The face of Kalyan Singh can work wonders for the BJP when it comes to pushing the agenda of Ram Mandir ahead of 2022 state assembly polls.
Murli Manohar Joshi: Was a strong and vocal advocate of a Ram temple at the Babri site. He witnessed the mosque razing and was photographed joyously hugging Uma Bharti. Remains a senior leader of BJP.
Vijayaraje Scindia: She was an uncompromising opponent of the Babri mosque, which was said to be at the birthsite of Lord Rama. She later gave up electoral politics. She died in 2001.
Uma Bhrati: The firebrand face of the Hindutva movement, she raised slogans such as ‘Ram namsatya hai, Babri Masjid dhvasth hai’ as the Babri mosque was razed. Later became chief minister of Madhya Pradesh. She quit the BJP and then returned to the party.
Ashok Singhal: The best known face of Vishwa Hindu Parishad (VHP), which prepared the ground for the pro-temple movement that helped the BJP to grow and grow. He died on 17th November, 2017.
Sadhvi Rithambhara: Like Uma Bharti, she was another firebrand face of the Hindutva movement. She addressed innumerable meetings inciting people to destroy the Babri mosque. Now immersed in spiritual work.
Vinay Katiyar: VinayKatiyar is the founder-president of Bajrang Dal, the youth wing of the Hindu nationalist organisation Vishwa Hindu Parishad in India. He has served as a National General Secretary of the Bharatiya Janata Party, and as a Member of Parliament in both the Lok Sabha and the Rajya Sabha. On November 30, 1992, he had said ominously: “Kuchbigadegatabhikuchbanega.” He was later the Lok Sabha member from Faizabad (Ayodhya).
The Shiv Sena chief was never present at the site of the demolition, but his organisation had played a key role in the bringing down of the mosque. The Shiv Sena founder had praised the demoliton of mosque. Thackeray died in 2012 aged 86.
RJD leader Lalu Yadav was the chief minister of Bihar in 1990 and went down in history for his decisive stand against Advani’s rath yatra.
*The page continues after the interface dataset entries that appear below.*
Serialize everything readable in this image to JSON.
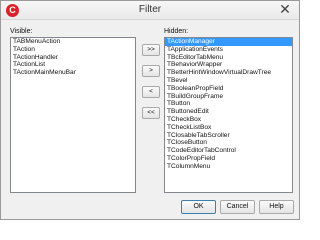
{
  "window": {
    "title": "Filter",
    "app_icon": "app-logo-icon",
    "close_glyph": "✕"
  },
  "visible": {
    "label": "Visible:",
    "items": [
      "TABMenuAction",
      "TAction",
      "TActionHandler",
      "TActionList",
      "TActionMainMenuBar"
    ]
  },
  "hidden": {
    "label": "Hidden:",
    "selected_index": 0,
    "items": [
      "TActionManager",
      "TApplicationEvents",
      "TBcEditorTabMenu",
      "TBehaviorWrapper",
      "TBetterHintWindowVirtualDrawTree",
      "TBevel",
      "TBooleanPropField",
      "TBuildGroupFrame",
      "TButton",
      "TButtonedEdit",
      "TCheckBox",
      "TCheckListBox",
      "TClosableTabScroller",
      "TCloseButton",
      "TCodeEditorTabControl",
      "TColorPropField",
      "TColumnMenu"
    ]
  },
  "move_buttons": {
    "move_all_right": ">>",
    "move_right": ">",
    "move_left": "<",
    "move_all_left": "<<"
  },
  "footer": {
    "ok_label": "OK",
    "cancel_label": "Cancel",
    "help_label": "Help"
  },
  "colors": {
    "selection": "#3399ff",
    "app_icon": "#d9202b"
  }
}
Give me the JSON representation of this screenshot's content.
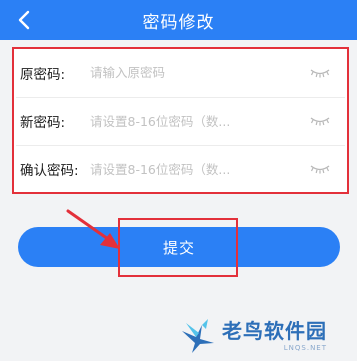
{
  "header": {
    "title": "密码修改"
  },
  "form": {
    "rows": [
      {
        "label": "原密码:",
        "placeholder": "请输入原密码",
        "value": ""
      },
      {
        "label": "新密码:",
        "placeholder": "请设置8-16位密码（数...",
        "value": ""
      },
      {
        "label": "确认密码:",
        "placeholder": "请设置8-16位密码（数...",
        "value": ""
      }
    ]
  },
  "submit": {
    "label": "提交"
  },
  "watermark": {
    "text": "老鸟软件园",
    "sub": "LNQS.NET"
  },
  "colors": {
    "primary": "#2b80f5",
    "highlight": "#e3303a",
    "background": "#f2f3f5"
  },
  "icons": {
    "back": "chevron-left-icon",
    "eye": "eye-closed-icon"
  }
}
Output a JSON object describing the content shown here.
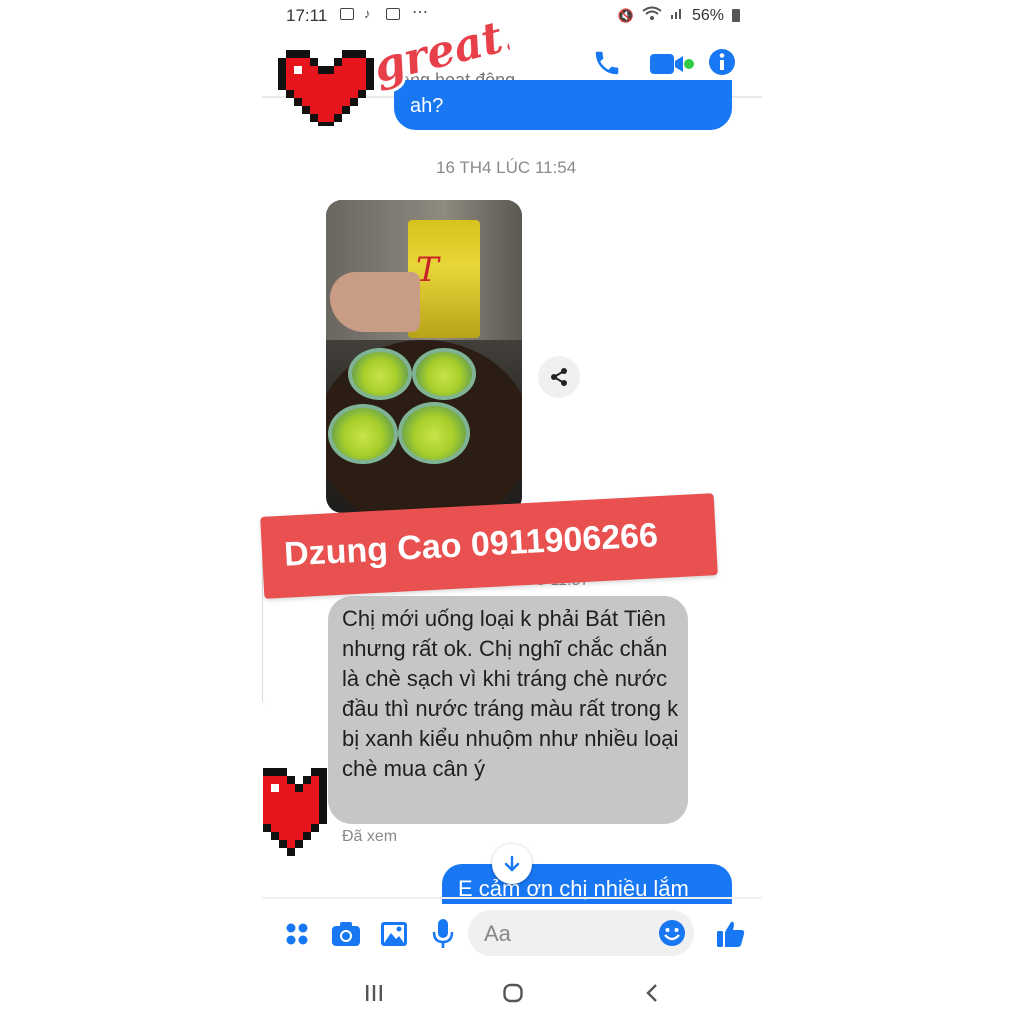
{
  "status_bar": {
    "time": "17:11",
    "battery": "56%"
  },
  "header": {
    "active_status": "ang hoạt động"
  },
  "messages": {
    "prev_outgoing": "ah?",
    "timestamp_1": "16 TH4 LÚC 11:54",
    "timestamp_2": "LÚC 11:57",
    "incoming_text": "Chị mới uống loại k phải Bát Tiên nhưng rất ok. Chị nghĩ chắc chắn là chè sạch vì khi tráng chè nước đầu thì nước tráng màu rất trong k bị xanh kiểu nhuộm như nhiều loại chè mua cân ý",
    "seen": "Đã xem",
    "last_outgoing": "E cảm ơn chị nhiều lắm"
  },
  "overlay": {
    "banner": "Dzung Cao 0911906266",
    "sticker_text": "great!"
  },
  "composer": {
    "placeholder": "Aa"
  },
  "colors": {
    "accent": "#1877f2",
    "banner": "#e85150",
    "incoming_bubble": "#c6c6c6"
  }
}
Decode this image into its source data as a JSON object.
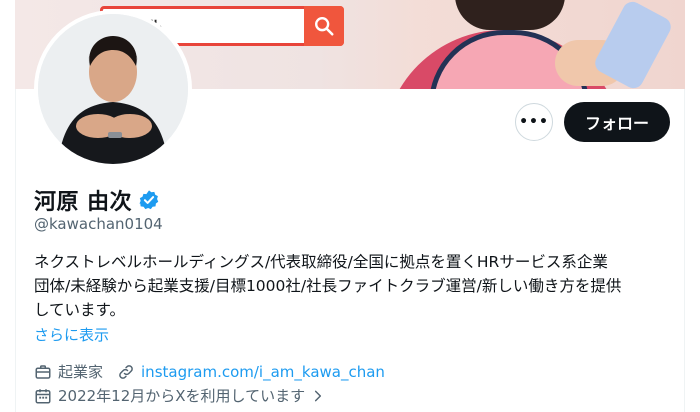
{
  "banner": {
    "search_text": "レベル"
  },
  "actions": {
    "more_label": "•••",
    "follow_label": "フォロー"
  },
  "profile": {
    "name": "河原 由次",
    "handle": "@kawachan0104",
    "bio_lines": [
      "ネクストレベルホールディングス/代表取締役/全国に拠点を置くHRサービス系企業",
      "団体/未経験から起業支援/目標1000社/社長ファイトクラブ運営/新しい働き方を提供",
      "しています。"
    ],
    "show_more": "さらに表示",
    "category": "起業家",
    "link": "instagram.com/i_am_kawa_chan",
    "joined": "2022年12月からXを利用しています"
  },
  "colors": {
    "accent": "#1d9bf0",
    "text": "#0f1419",
    "muted": "#536471",
    "follow_bg": "#0f1419",
    "banner_red": "#e8443a"
  },
  "icons": {
    "verified": "verified-badge-icon",
    "more": "more-dots-icon",
    "category": "briefcase-icon",
    "link": "link-icon",
    "joined": "calendar-icon",
    "chevron": "chevron-right-icon",
    "search": "search-icon"
  }
}
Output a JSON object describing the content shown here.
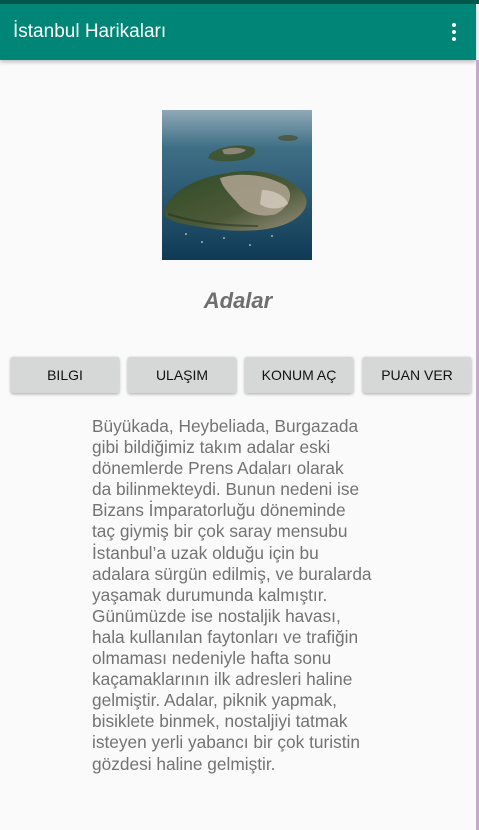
{
  "app_bar": {
    "title": "İstanbul Harikaları",
    "menu_icon": "more-vert-icon"
  },
  "place": {
    "image": "aerial-islands-photo",
    "title": "Adalar"
  },
  "buttons": {
    "info": "BILGI",
    "transport": "ULAŞIM",
    "open_location": "KONUM AÇ",
    "rate": "PUAN VER"
  },
  "description": "Büyükada, Heybeliada, Burgazada\ngibi bildiğimiz takım adalar eski\ndönemlerde Prens Adaları olarak\nda bilinmekteydi. Bunun nedeni ise\nBizans İmparatorluğu döneminde\ntaç giymiş bir çok saray mensubu\nİstanbul’a uzak olduğu için bu\nadalara sürgün edilmiş, ve buralarda\nyaşamak durumunda kalmıştır.\nGünümüzde ise nostaljik havası,\nhala kullanılan faytonları ve trafiğin\nolmaması nedeniyle hafta sonu\nkaçamaklarının ilk adresleri haline\ngelmiştir. Adalar, piknik yapmak,\nbisiklete binmek, nostaljiyi tatmak\nisteyen yerli yabancı bir çok turistin\ngözdesi haline gelmiştir.",
  "colors": {
    "primary": "#008577",
    "primary_dark": "#00574b",
    "background": "#fafafa",
    "button": "#d6d7d7",
    "text_secondary": "#737373"
  }
}
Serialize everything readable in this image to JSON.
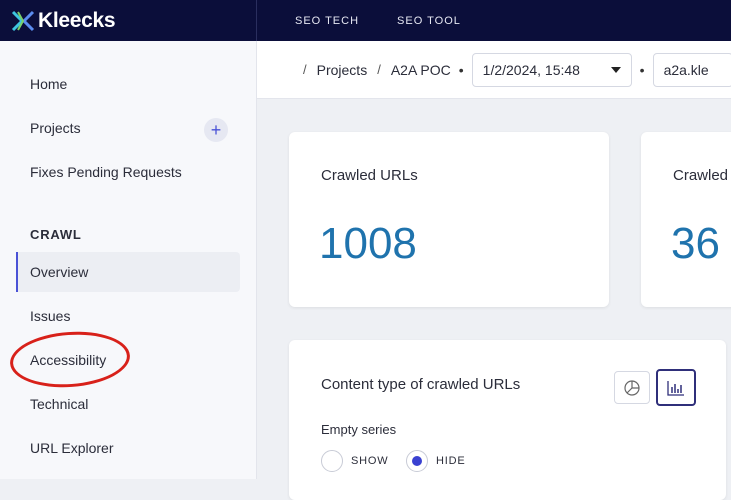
{
  "brand": {
    "name": "Kleecks"
  },
  "topnav": [
    "SEO TECH",
    "SEO TOOL"
  ],
  "sidebar": {
    "items": [
      {
        "label": "Home"
      },
      {
        "label": "Projects"
      },
      {
        "label": "Fixes Pending Requests"
      }
    ],
    "add_symbol": "+",
    "section": "CRAWL",
    "crawl_items": [
      {
        "label": "Overview",
        "active": true
      },
      {
        "label": "Issues"
      },
      {
        "label": "Accessibility",
        "highlighted": true
      },
      {
        "label": "Technical"
      },
      {
        "label": "URL Explorer"
      }
    ]
  },
  "breadcrumb": {
    "items": [
      "Projects",
      "A2A POC"
    ],
    "date": "1/2/2024, 15:48",
    "domain": "a2a.kle"
  },
  "cards": [
    {
      "title": "Crawled URLs",
      "value": "1008"
    },
    {
      "title": "Crawled",
      "value": "36"
    }
  ],
  "chart_panel": {
    "title": "Content type of crawled URLs",
    "empty_series_label": "Empty series",
    "options": [
      {
        "label": "SHOW",
        "selected": false
      },
      {
        "label": "HIDE",
        "selected": true
      }
    ]
  },
  "colors": {
    "accent": "#3a41d1",
    "value_blue": "#1f73ad",
    "topbar": "#0b0e3a",
    "annotation": "#d8211a"
  },
  "icons": [
    "home-icon",
    "pie-chart-icon",
    "bar-chart-icon",
    "caret-down-icon",
    "plus-icon"
  ]
}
He ordered Advani’s arrest from Bihar’s Samastipur on 23 October.
Ansari was one of the oldest litigants in the Ramjanmabhoomi-Babri title suit. He was the only one of the six plaintiffs of the Babri Masjid case fighting for the mosque title on behalf of the Sunni Waqf Board since 1961. He claimed to have witnessed the placing of the idol of Ram Lalla inside the mosque in 1949. He died in 2016 at the age of 96.